▸ Exercise prompt: All lines holding the word "Your" should be located in the records and copied.

▸ Records for the exercise:
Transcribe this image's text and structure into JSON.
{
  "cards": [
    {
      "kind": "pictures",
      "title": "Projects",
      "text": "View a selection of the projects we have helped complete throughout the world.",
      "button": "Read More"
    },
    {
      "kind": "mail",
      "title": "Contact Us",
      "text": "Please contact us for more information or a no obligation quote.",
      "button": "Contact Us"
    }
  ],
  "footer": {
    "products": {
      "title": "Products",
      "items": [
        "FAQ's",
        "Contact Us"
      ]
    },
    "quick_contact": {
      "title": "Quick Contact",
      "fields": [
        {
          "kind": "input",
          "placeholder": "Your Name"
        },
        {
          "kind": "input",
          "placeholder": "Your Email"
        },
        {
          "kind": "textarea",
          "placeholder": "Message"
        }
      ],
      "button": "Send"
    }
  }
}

▸ Result of the exercise:
          "placeholder": "Your Name"
          "placeholder": "Your Email"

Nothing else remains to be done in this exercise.